For me, the science of happiness isn’t about a Pollyanna-ish being continually happy or being like Alec Baldwin’s character in Friends , it is more about having the tools to be able to increase your happiness when you need and/or want to be happier. This is what excites me and the potential to increase happiness in organisations, educational establishments and communities. For now, I will concentrate on happiness in the workplace, however much of the rest of this article could apply in schools and personal lives.

Why happiness at work?

When I talk to potential customers and even friends about my work in the field of positive psychology, it’s not unusual for people to assume:
a) that positive psychology is ‘just’ about happiness
and
b) happiness is ‘fluffy’ and not a top priority.

Instead, getting that promotion, winning that new contract, having greater employee engagement or squeezing that extra bit of effort and productivity from the team is what is more important to people. Without realising it, achieving these objectives will, however fleeting, make people happy.

What often surprises people who dismiss the importance of happiness in the workplace, is when I ask them what do they most want for their loved ones. The reason for their surprise is because the most common response I get is “for them to be happy.” Happiness is often an overarching aim for people in their lives and a focus on increasing happiness in the workplace can have a positive impact on individuals and the organisations as a whole.

Can we make ourselves happier?

OK, so if we can appreciate that happiness is an overarching goal for most people and that perpetual happiness is unrealistic, is there anything you can do to increase your happiness when you’re unhappy thinking of that overflowing In-tray of work, worried about that meeting with the boss, anxious about the upcoming presentation you have to give or just generally unhappy with work? Fortunately research shows that there is and it doesn’t have to be complicated! Work by Dr Sonja Lyubomirsky suggests that on average 50% of our happiness comes from our biological genes, 10% from the conditions or circumstances of our lives and finally, and often unexpectedly for people, 40% of our happiness comes from the intentional activities that we choose to do. 40%! That’s quite a lot of our happiness that is under our own control.

Increasing happiness when you’re unhappy – my own experience

You may feel that increasing your happiness is something that doesn’t apply to you as are so unhappy in your job, that the work environment is toxic or that your boss is a tyrant. I remember a time in a previous role when all 3 things applied to me and it was really getting to me. At this time I was just discovering positive psychology and the science of happiness and so I began to do some small things to increase my happiness. What was astonishing was that not only was I feeling happier more often, but the environment became happier as my colleagues and I shared more laughter and bonded together to be more engaged in our work and as a result, we were more productive.
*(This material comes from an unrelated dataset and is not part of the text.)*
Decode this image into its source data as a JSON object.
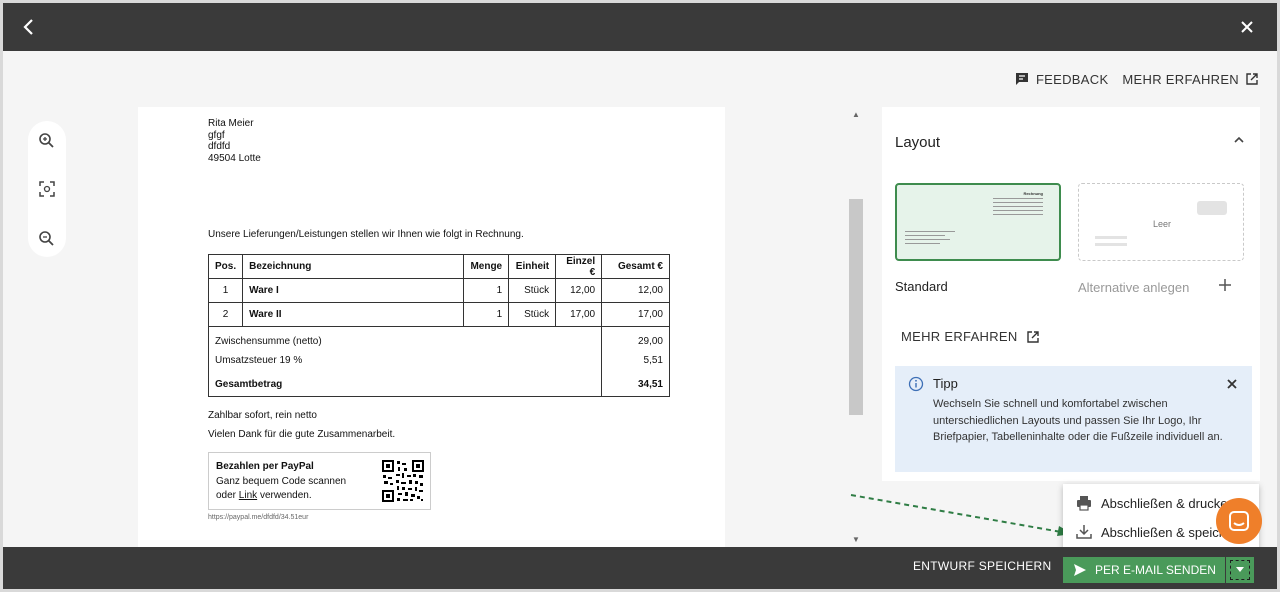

Not all was perfect as the boss was still a tyrant, but I was able to deal with and tolerate him more effectively.

Increasing your happiness

Equipped with the knowledge that we have a large amount of control over our own happiness, what is it that you are going to do?

Will you:

  1. Be more appreciative – observing a job well done and showing your gratitude. Being grateful has been shown to increase happiness
  2. Laugh more – take time to share a joke with a colleague or laugh at an innocuous mistake. Laughter reduces stress and boosts the immune system
  3. Get into the zone – when you’re in ‘flow’ carrying out a task that is both challenging and requires a high level of skill, you will be performing at your best and will be much happier as a result

I’m sure that you will be able to come up with many more activities that you can do at work that will increase your happiness and it can be fun and energising coming up with creative tasks to do.

Remember, it’s OK to be unhappy at times and isn’t it inspiring that there are intentional things that we can do to increase our happiness?